* [Description of the task]: The response has to be every entry, printed word for word.

·····

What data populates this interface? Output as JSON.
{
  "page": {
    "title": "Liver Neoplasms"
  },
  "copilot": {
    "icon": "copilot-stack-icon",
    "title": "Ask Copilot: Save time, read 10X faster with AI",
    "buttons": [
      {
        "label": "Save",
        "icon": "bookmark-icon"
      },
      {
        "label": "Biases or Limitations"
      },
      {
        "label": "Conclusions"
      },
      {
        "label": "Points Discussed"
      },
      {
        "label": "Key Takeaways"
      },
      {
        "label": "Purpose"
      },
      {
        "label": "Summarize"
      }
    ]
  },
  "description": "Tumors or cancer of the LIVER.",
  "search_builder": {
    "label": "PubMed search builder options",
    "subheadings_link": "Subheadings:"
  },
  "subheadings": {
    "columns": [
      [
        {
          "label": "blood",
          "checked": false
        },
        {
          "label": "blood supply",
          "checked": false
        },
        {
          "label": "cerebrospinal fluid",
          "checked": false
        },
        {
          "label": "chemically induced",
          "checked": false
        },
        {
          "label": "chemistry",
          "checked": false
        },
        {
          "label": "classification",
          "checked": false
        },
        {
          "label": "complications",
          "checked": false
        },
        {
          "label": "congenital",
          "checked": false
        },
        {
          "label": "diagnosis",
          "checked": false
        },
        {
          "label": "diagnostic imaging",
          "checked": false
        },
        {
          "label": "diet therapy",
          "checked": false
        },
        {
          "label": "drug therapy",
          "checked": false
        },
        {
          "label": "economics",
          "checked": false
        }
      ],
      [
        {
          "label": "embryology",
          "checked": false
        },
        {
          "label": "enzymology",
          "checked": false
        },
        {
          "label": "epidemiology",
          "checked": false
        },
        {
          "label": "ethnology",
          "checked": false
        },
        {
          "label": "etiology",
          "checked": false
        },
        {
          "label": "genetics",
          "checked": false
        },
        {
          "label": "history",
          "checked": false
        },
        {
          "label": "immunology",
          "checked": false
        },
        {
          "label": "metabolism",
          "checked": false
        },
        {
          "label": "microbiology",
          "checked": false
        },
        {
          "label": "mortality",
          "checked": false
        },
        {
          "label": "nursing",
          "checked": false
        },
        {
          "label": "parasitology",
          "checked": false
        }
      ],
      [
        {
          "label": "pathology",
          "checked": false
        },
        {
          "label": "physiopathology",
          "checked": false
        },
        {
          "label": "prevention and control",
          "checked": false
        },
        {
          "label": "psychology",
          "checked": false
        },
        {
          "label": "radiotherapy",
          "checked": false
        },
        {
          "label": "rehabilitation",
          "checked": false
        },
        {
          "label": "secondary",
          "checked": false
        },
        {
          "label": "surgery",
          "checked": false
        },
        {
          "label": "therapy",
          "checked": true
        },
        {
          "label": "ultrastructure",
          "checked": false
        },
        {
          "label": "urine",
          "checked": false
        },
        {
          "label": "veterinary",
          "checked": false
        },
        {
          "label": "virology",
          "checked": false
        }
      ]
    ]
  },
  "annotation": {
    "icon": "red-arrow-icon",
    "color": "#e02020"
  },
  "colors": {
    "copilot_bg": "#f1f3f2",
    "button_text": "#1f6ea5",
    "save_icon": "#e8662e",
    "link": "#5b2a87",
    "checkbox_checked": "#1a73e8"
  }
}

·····

* [Reply to the task]:
What data populates this interface? Output as JSON.
{
  "page": {
    "title": "Liver Neoplasms"
  },
  "copilot": {
    "icon": "copilot-stack-icon",
    "title": "Ask Copilot: Save time, read 10X faster with AI",
    "buttons": [
      {
        "label": "Save",
        "icon": "bookmark-icon"
      },
      {
        "label": "Biases or Limitations"
      },
      {
        "label": "Conclusions"
      },
      {
        "label": "Points Discussed"
      },
      {
        "label": "Key Takeaways"
      },
      {
        "label": "Purpose"
      },
      {
        "label": "Summarize"
      }
    ]
  },
  "description": "Tumors or cancer of the LIVER.",
  "search_builder": {
    "label": "PubMed search builder options",
    "subheadings_link": "Subheadings:"
  },
  "subheadings": {
    "columns": [
      [
        {
          "label": "blood",
          "checked": false
        },
        {
          "label": "blood supply",
          "checked": false
        },
        {
          "label": "cerebrospinal fluid",
          "checked": false
        },
        {
          "label": "chemically induced",
          "checked": false
        },
        {
          "label": "chemistry",
          "checked": false
        },
        {
          "label": "classification",
          "checked": false
        },
        {
          "label": "complications",
          "checked": false
        },
        {
          "label": "congenital",
          "checked": false
        },
        {
          "label": "diagnosis",
          "checked": false
        },
        {
          "label": "diagnostic imaging",
          "checked": false
        },
        {
          "label": "diet therapy",
          "checked": false
        },
        {
          "label": "drug therapy",
          "checked": false
        },
        {
          "label": "economics",
          "checked": false
        }
      ],
      [
        {
          "label": "embryology",
          "checked": false
        },
        {
          "label": "enzymology",
          "checked": false
        },
        {
          "label": "epidemiology",
          "checked": false
        },
        {
          "label": "ethnology",
          "checked": false
        },
        {
          "label": "etiology",
          "checked": false
        },
        {
          "label": "genetics",
          "checked": false
        },
        {
          "label": "history",
          "checked": false
        },
        {
          "label": "immunology",
          "checked": false
        },
        {
          "label": "metabolism",
          "checked": false
        },
        {
          "label": "microbiology",
          "checked": false
        },
        {
          "label": "mortality",
          "checked": false
        },
        {
          "label": "nursing",
          "checked": false
        },
        {
          "label": "parasitology",
          "checked": false
        }
      ],
      [
        {
          "label": "pathology",
          "checked": false
        },
        {
          "label": "physiopathology",
          "checked": false
        },
        {
          "label": "prevention and control",
          "checked": false
        },
        {
          "label": "psychology",
          "checked": false
        },
        {
          "label": "radiotherapy",
          "checked": false
        },
        {
          "label": "rehabilitation",
          "checked": false
        },
        {
          "label": "secondary",
          "checked": false
        },
        {
          "label": "surgery",
          "checked": false
        },
        {
          "label": "therapy",
          "checked": true
        },
        {
          "label": "ultrastructure",
          "checked": false
        },
        {
          "label": "urine",
          "checked": false
        },
        {
          "label": "veterinary",
          "checked": false
        },
        {
          "label": "virology",
          "checked": false
        }
      ]
    ]
  },
  "annotation": {
    "icon": "red-arrow-icon",
    "color": "#e02020"
  },
  "colors": {
    "copilot_bg": "#f1f3f2",
    "button_text": "#1f6ea5",
    "save_icon": "#e8662e",
    "link": "#5b2a87",
    "checkbox_checked": "#1a73e8"
  }
}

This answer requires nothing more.